Joanne’s career with DFAT came to a crossroads when she heard about the case of a 22-year-old Western Australian woman, who died of an infection while in police custody in 2014. “I was angered to the point that I felt compelled to do something,” Joanne says of her decision to move back to Townsville with her husband, Ryan, and daughter, Ally, to study medicine at JCU.

She believes addressing poverty as the underlying cause of the gap between Indigenous and non-Indigenous health outcomes is the key to a better future for Aboriginal and Torres Strait Island peoples. “When we talk about Indigenous health, we really only talk about Indigenous ill-health,” she says. “I think we need to decolonise medicine and look at Indigenous health through a new lens.”

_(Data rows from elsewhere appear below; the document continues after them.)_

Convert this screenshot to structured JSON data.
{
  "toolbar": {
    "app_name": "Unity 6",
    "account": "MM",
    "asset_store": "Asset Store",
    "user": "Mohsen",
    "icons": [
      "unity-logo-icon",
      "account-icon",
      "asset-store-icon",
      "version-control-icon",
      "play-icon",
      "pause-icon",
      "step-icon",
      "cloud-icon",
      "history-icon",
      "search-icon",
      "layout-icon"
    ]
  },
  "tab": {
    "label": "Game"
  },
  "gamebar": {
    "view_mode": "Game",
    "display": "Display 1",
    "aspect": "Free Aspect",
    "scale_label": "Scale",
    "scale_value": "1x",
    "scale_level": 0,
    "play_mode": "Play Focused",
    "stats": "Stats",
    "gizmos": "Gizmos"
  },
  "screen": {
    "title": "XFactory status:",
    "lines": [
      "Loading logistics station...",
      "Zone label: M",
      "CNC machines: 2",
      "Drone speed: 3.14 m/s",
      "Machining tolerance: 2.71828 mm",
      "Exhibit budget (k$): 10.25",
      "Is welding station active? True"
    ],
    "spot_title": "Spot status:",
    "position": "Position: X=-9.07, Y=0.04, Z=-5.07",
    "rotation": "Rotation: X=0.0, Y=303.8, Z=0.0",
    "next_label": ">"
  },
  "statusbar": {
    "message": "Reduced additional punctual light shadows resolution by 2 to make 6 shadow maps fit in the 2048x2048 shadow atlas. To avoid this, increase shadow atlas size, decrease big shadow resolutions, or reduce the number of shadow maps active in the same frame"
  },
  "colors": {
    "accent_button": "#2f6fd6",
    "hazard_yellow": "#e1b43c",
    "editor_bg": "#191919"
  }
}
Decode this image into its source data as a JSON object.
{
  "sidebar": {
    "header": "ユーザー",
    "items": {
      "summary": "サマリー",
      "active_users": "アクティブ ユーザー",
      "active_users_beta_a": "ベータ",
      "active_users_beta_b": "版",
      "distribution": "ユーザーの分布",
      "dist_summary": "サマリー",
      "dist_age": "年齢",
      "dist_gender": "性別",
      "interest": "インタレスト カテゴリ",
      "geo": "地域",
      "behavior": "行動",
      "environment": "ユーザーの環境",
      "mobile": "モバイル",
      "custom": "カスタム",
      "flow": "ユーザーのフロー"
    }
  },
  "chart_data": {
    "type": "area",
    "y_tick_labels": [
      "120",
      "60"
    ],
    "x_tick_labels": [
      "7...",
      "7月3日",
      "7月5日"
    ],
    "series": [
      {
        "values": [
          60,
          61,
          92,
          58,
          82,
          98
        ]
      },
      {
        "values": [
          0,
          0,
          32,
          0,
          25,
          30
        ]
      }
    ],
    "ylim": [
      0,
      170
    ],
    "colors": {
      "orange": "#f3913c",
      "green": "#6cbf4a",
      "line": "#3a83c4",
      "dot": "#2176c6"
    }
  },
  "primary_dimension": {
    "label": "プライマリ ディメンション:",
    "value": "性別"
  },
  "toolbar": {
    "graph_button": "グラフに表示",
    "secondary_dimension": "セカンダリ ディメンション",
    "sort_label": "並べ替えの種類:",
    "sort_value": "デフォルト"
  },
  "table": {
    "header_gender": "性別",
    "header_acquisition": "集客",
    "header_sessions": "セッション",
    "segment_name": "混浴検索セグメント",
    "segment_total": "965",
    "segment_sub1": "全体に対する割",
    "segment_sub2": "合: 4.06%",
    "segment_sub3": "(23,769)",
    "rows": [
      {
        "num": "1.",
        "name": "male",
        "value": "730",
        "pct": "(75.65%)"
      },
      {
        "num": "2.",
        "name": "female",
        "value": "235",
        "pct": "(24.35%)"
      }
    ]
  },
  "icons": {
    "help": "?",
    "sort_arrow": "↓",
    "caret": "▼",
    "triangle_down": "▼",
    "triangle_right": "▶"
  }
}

JCU’s undergraduate-to-specialty pipeline aims to address the shortage of health professionals in underserved parts of the country and close the gap in Aboriginal and Torres Strait Islander health. Joanne says the most valuable part of her medical studies so far has been the placements.

“On placements, you’re connected in a very real way to the end goal of becoming a doctor, and you get to see first-hand what the job is really like. The people and patients in our region are overwhelmingly kind and generous, and are so willing to share their stories and allow students to be involved in their care,” she says.

“At the end of my second year, I was lucky enough to do a month-long placement at the Thursday Island Hospital in the Torres Strait. I grew up on Badu Island nearby, so it was a thrill for me to be able to go back ‘home’ as a doctor-in-training.

“I’m drawn to the broader scope of practice that rural medicine offers – even in my former life, as an accountant, I was drawn to more generalist corporate roles rather than pure accounting ones – and the doors that the rural GP skill set opens because they can work anywhere in Australia.”

Torres Strait Islander woman in scrubs woman standing on helipad with helicopter in backgroundTorres Strait Islander woman with young child and older woman

James Cook University is committed to building strong and mutually beneficial partnerships that work towards closing the employment, health and education gap for Australian Aboriginal and Torres Strait Islander peoples. Our students come from many backgrounds, promoting a rich cultural and experiential diversity on campus.

We acknowledge the Aboriginal and Torres Strait Islander peoples as the Traditional Custodians of the Australian lands and waters where our staff and students live, learn and work. We honour the unique cultural and spiritual relationship to the land, waters and seas of First Australian peoples and their continuing and rich contribution to James Cook University (JCU) and Australian society. We also pay respect to ancestors and Elders past, present and future.